On 26 May 2020, Ms. Reem Digna successfully defended her PhD thesis and was awarded with a Doctoral degree. Professor Pieter van der Zaag and Professor Stefan Uhlenbrook were her promotors and Dr. Yasir Mohamed her co-promotor. This defence was held online due to the covid-19 pandemic.
The PhD research focused on
The Eastern Nile riparian countries Egypt, Ethiopia and Sudan are currently developing several reservoir projects to contribute to the needs for energy and food production in the region. The Nile Basin, particularly the Eastern Nile Sub-basin, is considered one of a few international river systems with potential conflicts between riparian countries. In the absence of formal mechanisms for collaboration, the transboundary nature of this basin makes sound water resources development challenging. The large seasonal and inter-annual variability of the river flow exacerbates those challenges.

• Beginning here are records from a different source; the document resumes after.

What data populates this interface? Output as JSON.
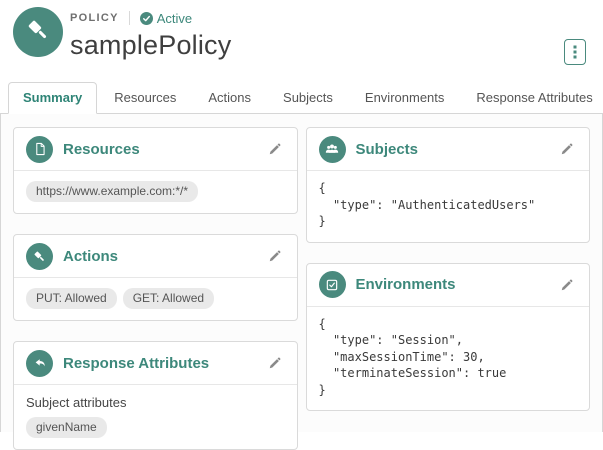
{
  "header": {
    "type_label": "POLICY",
    "status": "Active",
    "title": "samplePolicy"
  },
  "tabs": [
    {
      "label": "Summary",
      "active": true
    },
    {
      "label": "Resources",
      "active": false
    },
    {
      "label": "Actions",
      "active": false
    },
    {
      "label": "Subjects",
      "active": false
    },
    {
      "label": "Environments",
      "active": false
    },
    {
      "label": "Response Attributes",
      "active": false
    }
  ],
  "cards": {
    "resources": {
      "title": "Resources",
      "chips": [
        "https://www.example.com:*/*"
      ]
    },
    "actions": {
      "title": "Actions",
      "chips": [
        "PUT: Allowed",
        "GET: Allowed"
      ]
    },
    "response_attributes": {
      "title": "Response Attributes",
      "subtitle": "Subject attributes",
      "chips": [
        "givenName"
      ]
    },
    "subjects": {
      "title": "Subjects",
      "code": "{\n  \"type\": \"AuthenticatedUsers\"\n}"
    },
    "environments": {
      "title": "Environments",
      "code": "{\n  \"type\": \"Session\",\n  \"maxSessionTime\": 30,\n  \"terminateSession\": true\n}"
    }
  },
  "colors": {
    "accent_teal": "#4a8a7e",
    "accent_teal_text": "#3d887b",
    "chip_background": "#e9e9e9",
    "panel_background": "#fcfcfc",
    "border": "#d6d6d6"
  }
}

A further complication is the high sediment load in the Eastern Nile rivers during the high flow season.
This study contributes to fill relevant knowledge gaps through a better understanding of the methods needed for a complex system of multipurpose reservoirs, considering both water quantity and sediment load. The study quantifies the impacts of water resources development in the Eastern Nile basin and identifies system management options at both regional and country level. Developing a collaborative and unified perspective of the countries towards new projects can be beneficial for all. New operation rules are proposed for improving operation of the current system when new infrastructures are developed and operated either unilaterally or, ideally, cooperatively